**DATA SHOWN**
....
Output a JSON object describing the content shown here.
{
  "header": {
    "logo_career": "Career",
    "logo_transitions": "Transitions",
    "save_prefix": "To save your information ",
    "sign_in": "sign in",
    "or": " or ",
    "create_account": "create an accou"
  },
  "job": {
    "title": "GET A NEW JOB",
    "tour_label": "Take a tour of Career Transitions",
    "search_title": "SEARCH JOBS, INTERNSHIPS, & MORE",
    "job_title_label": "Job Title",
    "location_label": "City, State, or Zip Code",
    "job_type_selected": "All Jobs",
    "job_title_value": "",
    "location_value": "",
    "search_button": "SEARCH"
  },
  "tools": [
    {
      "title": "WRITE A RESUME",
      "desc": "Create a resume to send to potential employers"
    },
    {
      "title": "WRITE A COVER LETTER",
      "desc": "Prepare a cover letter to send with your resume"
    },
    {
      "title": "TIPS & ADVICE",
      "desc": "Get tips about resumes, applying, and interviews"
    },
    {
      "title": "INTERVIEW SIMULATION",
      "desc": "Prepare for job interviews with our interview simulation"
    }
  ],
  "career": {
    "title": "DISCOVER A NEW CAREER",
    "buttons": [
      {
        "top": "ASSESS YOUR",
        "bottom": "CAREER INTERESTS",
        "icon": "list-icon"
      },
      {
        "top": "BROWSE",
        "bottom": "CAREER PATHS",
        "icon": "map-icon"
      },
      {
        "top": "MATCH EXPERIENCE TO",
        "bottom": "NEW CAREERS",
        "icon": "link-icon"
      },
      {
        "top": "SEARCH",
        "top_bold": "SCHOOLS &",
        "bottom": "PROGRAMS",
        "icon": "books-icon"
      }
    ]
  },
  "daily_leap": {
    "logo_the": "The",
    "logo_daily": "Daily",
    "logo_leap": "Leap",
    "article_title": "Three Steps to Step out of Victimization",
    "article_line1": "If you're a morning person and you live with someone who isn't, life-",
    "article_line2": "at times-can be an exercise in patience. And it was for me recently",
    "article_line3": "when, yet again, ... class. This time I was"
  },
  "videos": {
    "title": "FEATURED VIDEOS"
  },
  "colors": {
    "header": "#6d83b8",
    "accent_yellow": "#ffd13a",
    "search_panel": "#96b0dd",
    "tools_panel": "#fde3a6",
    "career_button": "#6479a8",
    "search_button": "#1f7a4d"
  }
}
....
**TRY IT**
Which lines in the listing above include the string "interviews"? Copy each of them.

**EXPECTED OUTPUT**
      "desc": "Get tips about resumes, applying, and interviews"
      "desc": "Prepare for job interviews with our interview simulation"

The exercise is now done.